      Quiz: # 861

      Record your answers on the Return Answer Form found on the tear-out coupon at the back of this issue or to complete online and use a credit card, go to There is only one best answer for each question.
      • # 1.
        The study design was
        • a.
          retrospective cohort
        • b.
        • c.
          case study
        • d.
      • # 2.
        The nature of the HE was
        • a.
          soft tissue mobilization
        • b.
          ROM improvement
        • c.
          PNF + MFR
        • d.
          strengthening the muscles stabilizing the CMC
      • # 3.
        The primary outcome measure was
        • a.
          the standard DASH
        • b.
          a 100 point VAS
        • c.
        • d.
          pinch strength
      • # 4.
        Analyses were performed based on the
        • a.
          ranked sum concept
        • b.
          intention-to-treat principle
        • c.
          maximum effort test
        • d.
          Occam's Razor theory
      • # 5.
        Neither program demonstrated superiority over the other
        • a.
        • b.

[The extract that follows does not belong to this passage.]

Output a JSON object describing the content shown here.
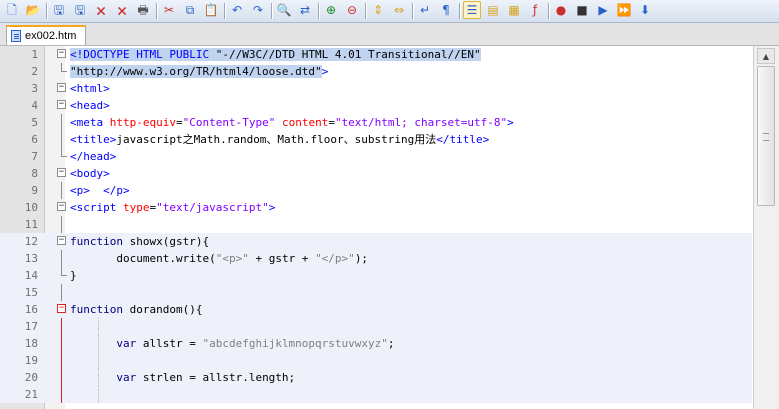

      When submitting to the HTCC for re-certification, please batch your JHT RFC certificates in groups of 3 or more to get full credit.